President Barack Obama’s European tour – originally focused on nuclear security and a first-time meeting with the new Pope – has taken on new urgency as international allies seek ways to punish Russia for its incursion into Ukraine.
Obama’s four-day continental excursion still features some Old World flair at the newly refurbished Rijksmuseum in Amsterdam, Netherlands, and a tour of the Colosseum in Rome. But amid the Vermeers and ancient ruins, the President must try to rally European leaders around a tougher response to Russian President Vladimir Putin’s movement into the Crimean Peninsula.
A stop Friday in Saudi Arabia is also meant to bolster a key U.S. ally at a moment of strained relations between the two countries.
“If there’s a common theme to this trip, it’s the fundamental strength and importance of our alliances and partnerships,” said Obama’s national security adviser Susan Rice on Friday. “The strategic importance of this effort really can’t be overstated.

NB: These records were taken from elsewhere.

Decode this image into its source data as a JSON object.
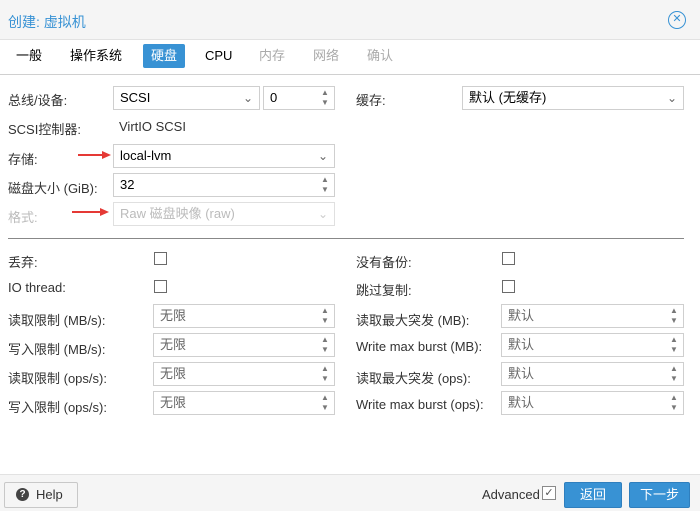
{
  "window": {
    "title": "创建: 虚拟机"
  },
  "tabs": [
    {
      "label": "一般",
      "state": "normal"
    },
    {
      "label": "操作系统",
      "state": "normal"
    },
    {
      "label": "硬盘",
      "state": "active"
    },
    {
      "label": "CPU",
      "state": "normal"
    },
    {
      "label": "内存",
      "state": "disabled"
    },
    {
      "label": "网络",
      "state": "disabled"
    },
    {
      "label": "确认",
      "state": "disabled"
    }
  ],
  "disk": {
    "bus_label": "总线/设备:",
    "bus_value": "SCSI",
    "device_value": "0",
    "controller_label": "SCSI控制器:",
    "controller_value": "VirtIO SCSI",
    "storage_label": "存储:",
    "storage_value": "local-lvm",
    "size_label": "磁盘大小 (GiB):",
    "size_value": "32",
    "format_label": "格式:",
    "format_value": "Raw 磁盘映像 (raw)",
    "cache_label": "缓存:",
    "cache_value": "默认 (无缓存)"
  },
  "options": {
    "discard_label": "丢弃:",
    "discard_checked": false,
    "iothread_label": "IO thread:",
    "iothread_checked": false,
    "nobackup_label": "没有备份:",
    "nobackup_checked": false,
    "skip_replication_label": "跳过复制:",
    "skip_replication_checked": false
  },
  "limits": {
    "read_mbs_label": "读取限制 (MB/s):",
    "read_mbs_value": "无限",
    "write_mbs_label": "写入限制 (MB/s):",
    "write_mbs_value": "无限",
    "read_ops_label": "读取限制 (ops/s):",
    "read_ops_value": "无限",
    "write_ops_label": "写入限制 (ops/s):",
    "write_ops_value": "无限",
    "read_burst_mb_label": "读取最大突发 (MB):",
    "read_burst_mb_value": "默认",
    "write_burst_mb_label": "Write max burst (MB):",
    "write_burst_mb_value": "默认",
    "read_burst_ops_label": "读取最大突发 (ops):",
    "read_burst_ops_value": "默认",
    "write_burst_ops_label": "Write max burst (ops):",
    "write_burst_ops_value": "默认"
  },
  "footer": {
    "help_label": "Help",
    "advanced_label": "Advanced",
    "advanced_checked": true,
    "back_label": "返回",
    "next_label": "下一步"
  },
  "colors": {
    "accent": "#3892d4",
    "arrow": "#e53935"
  },
  "icons": [
    "close-icon",
    "help-icon",
    "chevron-down-icon",
    "spinner-icon",
    "check-icon",
    "arrow-icon"
  ]
}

From Europe to Asia to the Middle East, our ability to lead strong coalitions is essential to making progress.”
Obama departs for the Netherlands on Sunday evening having already announced multiple rounds of sanctions on Russia, targeting top aides to Putin and, perhaps more importantly, key industries – all in the hope of hitting Russia’s economy after appeals to abide by international law failed.
Europe has been behind him, so far, but further cooperation with countries like Germany and the United Kingdom will be essential if economic sanctions can work in the Ukraine crisis. A soft economy and dependence on energy resources from Russia will make it all the more difficult for Obama to convince European leaders to do more.
“The economy of the United States is vastly greater. We’re not very exposed to Russia. Europe’s economies are much more exposed, and that’s why the Europeans have chosen thus far not to go after the oligarchs, not to go after a Russian bank,” said Ian Bremmer, the president of the Eurasia Group, on CNN’s “Fareed Zakaria GPS.”
“The European response has been a little softer than the American response. Believe me, Putin is very aware of that,” he said.
A quickly arranged meeting of G7 nations on Monday will give Obama an opportunity to gauge the willingness of his European counterparts for further action against Russia, as will a summit with European Union leaders later in the week in Brussels, Belgium. The White House hopes a unified stance can prevent Russian troops from moving deeper into Ukraine.
“What will be clear for the entire world to see is that Russia is increasingly isolated and that the United States is leading the international community in supporting the government of Ukraine and the people of Ukraine, and in imposing costs on Russia for its aggression against Ukraine,” Rice said.
The primary reason for Obama’s stop in the Netherlands – a nuclear security summit – will provide the President a chance to meet with the leaders of South Korea, China and Japan ahead of a trip to Asia in April. Obama has spent much of his presidency attempting to refocus foreign policy on Asia, though crises in the Middle East and now Europe have occupied the bulk of his attention.
After delivering a speech in Brussels on Wednesday, Obama heads south to Rome for a meeting with Pope Francis, whom the President has praised in the past for his public stances on issues like poverty and income inequality.
Obama’s presidency has been marked by some high-profile clashes with the Catholic Church, on topics including abortion and contraception. But Francis’ approach to world economic issues is widely seen as closer to Obama’s own approach than that of Francis’ predecessor, Pope Benedict XVI, who stepped down last year.
Later in the week, Obama jumps from assessing one group of allies in Europe to reassuring another partner in the Middle East. His stop in Saudi Arabia, added earlier this year, comes amid worries in the Gulf kingdom over the interim deal to halt Iran’s nuclear program – an accord that Saudis say was brokered without their input.
The potential for an empowered Shiite regime in Tehran has fueled concerns within the Sunni government in Riyadh, which regards Iran as a regional rival. Also stirring worries is the cautious U.S. approach in Syria, where rebels battling President Bashar al-Assad have made few gains and security is deteriorating.
A recent spat among the Gulf States – essential to U.S. security interests and major suppliers of oil — only further complicated U.S. ties to the region. The United Arab Emirates, Saudi Arabia and Bahrain abruptly withdrew their ambassadors to Qatar earlier this month over the country’s support for the Muslim Brotherhood, the Islamist group whose candidate, Mohamed Morsy, was president of Egypt until he was ousted in a coup last year.
Rice said Friday that a meeting with the Gulf Cooperation Council – made up of Bahrain, Kuwait, Oman, Qatar, Saudi Arabia and the UAE – was considered for Obama’s stop in Riyadh, but that the “complex” situation among the countries prevented the planning from going forward.
“We didn’t think that from their point of view that the time was optimal for a collective meeting,” she said.
By Kevin Liptak